### TASK ITEM:
Check every line of the records below for the string "أدخل" and copy the ones that have it.

### DATASET EXTRACT:
=== Section Start ===

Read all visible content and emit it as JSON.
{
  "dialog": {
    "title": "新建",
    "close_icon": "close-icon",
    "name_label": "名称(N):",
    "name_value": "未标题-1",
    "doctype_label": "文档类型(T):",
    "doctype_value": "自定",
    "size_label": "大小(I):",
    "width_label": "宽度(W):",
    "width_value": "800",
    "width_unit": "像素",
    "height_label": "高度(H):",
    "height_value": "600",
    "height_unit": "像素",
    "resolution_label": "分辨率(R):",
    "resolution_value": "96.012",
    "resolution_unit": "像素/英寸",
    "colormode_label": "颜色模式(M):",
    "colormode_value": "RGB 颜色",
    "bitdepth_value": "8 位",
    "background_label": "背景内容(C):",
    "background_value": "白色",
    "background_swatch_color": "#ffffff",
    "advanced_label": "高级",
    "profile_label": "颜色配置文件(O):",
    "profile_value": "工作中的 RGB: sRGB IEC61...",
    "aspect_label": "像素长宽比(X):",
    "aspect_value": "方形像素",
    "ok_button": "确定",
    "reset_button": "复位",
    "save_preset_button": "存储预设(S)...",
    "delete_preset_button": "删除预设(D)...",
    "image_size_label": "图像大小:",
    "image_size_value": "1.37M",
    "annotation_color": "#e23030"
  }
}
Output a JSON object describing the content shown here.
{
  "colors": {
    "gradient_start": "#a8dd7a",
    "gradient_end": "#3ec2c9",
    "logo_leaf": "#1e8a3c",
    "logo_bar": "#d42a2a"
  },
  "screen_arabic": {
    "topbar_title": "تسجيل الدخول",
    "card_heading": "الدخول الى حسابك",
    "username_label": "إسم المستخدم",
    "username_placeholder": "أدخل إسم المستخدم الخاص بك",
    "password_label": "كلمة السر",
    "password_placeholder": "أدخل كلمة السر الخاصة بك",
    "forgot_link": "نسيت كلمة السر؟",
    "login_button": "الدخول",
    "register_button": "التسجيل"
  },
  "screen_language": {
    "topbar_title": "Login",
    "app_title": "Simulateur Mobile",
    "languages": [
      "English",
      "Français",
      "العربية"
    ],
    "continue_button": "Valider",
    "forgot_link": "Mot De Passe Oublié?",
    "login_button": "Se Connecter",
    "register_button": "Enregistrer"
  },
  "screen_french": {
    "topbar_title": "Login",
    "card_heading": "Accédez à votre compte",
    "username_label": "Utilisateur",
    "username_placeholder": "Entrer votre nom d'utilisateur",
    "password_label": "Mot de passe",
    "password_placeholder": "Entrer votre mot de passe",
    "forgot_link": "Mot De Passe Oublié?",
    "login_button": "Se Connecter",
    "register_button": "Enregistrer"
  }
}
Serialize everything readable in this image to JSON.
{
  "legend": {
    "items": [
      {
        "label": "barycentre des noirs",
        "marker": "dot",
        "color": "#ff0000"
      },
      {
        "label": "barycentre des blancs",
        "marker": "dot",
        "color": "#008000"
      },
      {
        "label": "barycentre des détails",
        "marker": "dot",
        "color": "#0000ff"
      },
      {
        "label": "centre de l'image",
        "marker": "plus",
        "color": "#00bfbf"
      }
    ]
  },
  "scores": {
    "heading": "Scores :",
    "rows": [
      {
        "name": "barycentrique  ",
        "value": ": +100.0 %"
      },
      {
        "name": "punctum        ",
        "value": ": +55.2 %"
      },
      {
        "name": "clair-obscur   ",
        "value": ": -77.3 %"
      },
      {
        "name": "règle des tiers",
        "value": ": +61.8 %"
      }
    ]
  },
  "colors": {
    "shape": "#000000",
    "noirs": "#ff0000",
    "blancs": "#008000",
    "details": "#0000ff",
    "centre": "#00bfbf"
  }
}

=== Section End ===

### RESULT OF THE EXERCISE:
    "username_placeholder": "أدخل إسم المستخدم الخاص بك",
    "password_placeholder": "أدخل كلمة السر الخاصة بك",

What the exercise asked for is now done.